The discovery of what was believed to be the Higgs boson was announced in July, 2012 and confirmed last March.
At Purdue Calumet, Parashar heads the university’s high energy physics program. Since 2004, she has conducted research with colleagues on the Compact Muon Solenoid at the European Organization for Nuclear Research (CERN), a multinational research center in Switzerland. Overall, she has engaged in research relating to the discovery since 1997.
Parashar contributed to the discovery with some 6,000 research collaborators, including nearly 2,000 physicists from 89 United States universities and seven U.S. Department of Energy laboratories. Supported by the National Science Foundation, Parashar has managed most of her research efforts and those of several, assisting Purdue Calumet students at Fermilab, a national high energy physics facility in Batavia, Ill.
“My research teams . . . have contributed to the construction of the Compact Muon Solenoid (CMS) detector at the Large Hadron Collider at CERN, developed software programs to run subsystems and analyzed data from the proton-proton collisions,” she said. “Our students have done a phenomenal job in leading efforts single-handedly, such as (being) ‘responsible for Tracker Validation. . .’”
Parashar refers to the Higgs boson discovery as “a fundamental ingredient in the theory of particle physics, called the Standard Model.” Continuing, she said, “The theory predicts that the Higgs boson is responsible for the origin of mass. . . The discovery of the Higgs boson has not only confirmed the accuracy of the Standard Model, but remarkably enhanced our scientific understanding about the nature of our universe.
“In short,” she added, “if Higgs did not exist, we would not exist.”
To be honored in D.C.

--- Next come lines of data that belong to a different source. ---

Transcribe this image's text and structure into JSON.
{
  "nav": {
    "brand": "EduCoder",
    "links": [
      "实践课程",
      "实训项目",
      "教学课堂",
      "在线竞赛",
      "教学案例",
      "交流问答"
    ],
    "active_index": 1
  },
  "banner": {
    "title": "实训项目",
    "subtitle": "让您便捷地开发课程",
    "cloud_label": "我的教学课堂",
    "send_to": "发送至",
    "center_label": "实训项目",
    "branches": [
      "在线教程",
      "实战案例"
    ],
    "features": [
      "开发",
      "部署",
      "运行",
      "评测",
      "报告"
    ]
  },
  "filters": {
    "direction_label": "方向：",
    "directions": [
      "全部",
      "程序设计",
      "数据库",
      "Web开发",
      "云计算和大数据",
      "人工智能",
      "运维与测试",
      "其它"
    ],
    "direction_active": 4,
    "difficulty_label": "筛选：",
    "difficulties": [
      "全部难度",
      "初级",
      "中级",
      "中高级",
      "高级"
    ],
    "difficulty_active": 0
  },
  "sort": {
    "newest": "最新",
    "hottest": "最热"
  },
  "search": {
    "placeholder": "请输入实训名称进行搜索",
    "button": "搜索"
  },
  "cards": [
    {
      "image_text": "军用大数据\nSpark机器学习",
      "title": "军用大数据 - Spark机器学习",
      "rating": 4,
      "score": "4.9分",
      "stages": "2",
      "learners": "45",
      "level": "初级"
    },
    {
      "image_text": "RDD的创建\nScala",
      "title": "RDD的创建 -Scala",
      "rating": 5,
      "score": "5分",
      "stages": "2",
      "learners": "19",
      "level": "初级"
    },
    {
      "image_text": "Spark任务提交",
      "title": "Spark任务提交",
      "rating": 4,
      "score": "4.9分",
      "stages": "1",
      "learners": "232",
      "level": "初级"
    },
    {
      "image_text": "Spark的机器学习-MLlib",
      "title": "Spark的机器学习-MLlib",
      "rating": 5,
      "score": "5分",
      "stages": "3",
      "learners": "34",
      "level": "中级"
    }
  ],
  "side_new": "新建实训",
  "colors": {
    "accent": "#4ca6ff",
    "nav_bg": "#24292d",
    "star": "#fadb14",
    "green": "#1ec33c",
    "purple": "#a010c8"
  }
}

Parashar, accompanied by Purdue Calumet Chancellor Thomas L. Keon, is scheduled to be honored with other U.S. particle physicists in Washington, D.C. Oct. 23 by members of Congress and the scientific community.
The Higgs boson discovery climaxes five decades of effort by a contingent of international physicists and engineers.
In a news release issued by CERN, Brookhaven National Laboratory Director Doon Gibbs, said, “It’s wonderful to see a 50-year-old theory confirmed after decades of hard work and remarkable ingenuity. The U.S. has played a key role contributing scientific and technical expertise along with essential computing and data analysis capabilities . . . It’s a privilege to share in the success of an experiment that has changed the face of science.”
According to Parashar, “Finding the Higgs was the last missing piece of the Standard Model of particle physics. This is a fundamental science area where we try to find clues to answer questions related to how our universe was created.”
Outstanding Teacher and Scholar Award recipient Neeti Parashar
An expert in high energy physics, Parashar is part of the internationally recognized group of physicist researchers who announced in July, 2012 the discovery of the Higgs Boson-like subatomic particle that enhances understanding about the composition and interaction of all matter in the natural universe.
She has engaged her students in her research, having established a high energy particle physics experimental program. As an instructor in a field that frequently intimidates students, Parashar developed the course, “The Origin of Everything,” which has become popular among non-technical students in introducing them to scientific understanding of the universe’s origin.
Through her scholarly activities with colleagues on the Compact Muon Solenoid at the European Organization for Nuclear Research (CERN), a multinational research center in Switzerland, and the U.S Department of Energy’s Fermi National Accelerator Laboratory in Batavia, Ill., Parashar has enabled Purdue Calumet to gain institutional membership at world class research facilities.
“As a university professor, I believe that my primary job is to do the best for my students and bring out the best in them,” she said. “Despite Purdue Calumet being primarily a teaching institution, my students have had the opportunity to work and learn at world class laboratories and become witnesses to merit based and highly competitive research first hand. I am very honored and humbled by the recognition of my peers for these teaching and scholarly honors.”
Parashar holds baccalaureate, masters and doctoral degrees from the University of Delhi (India).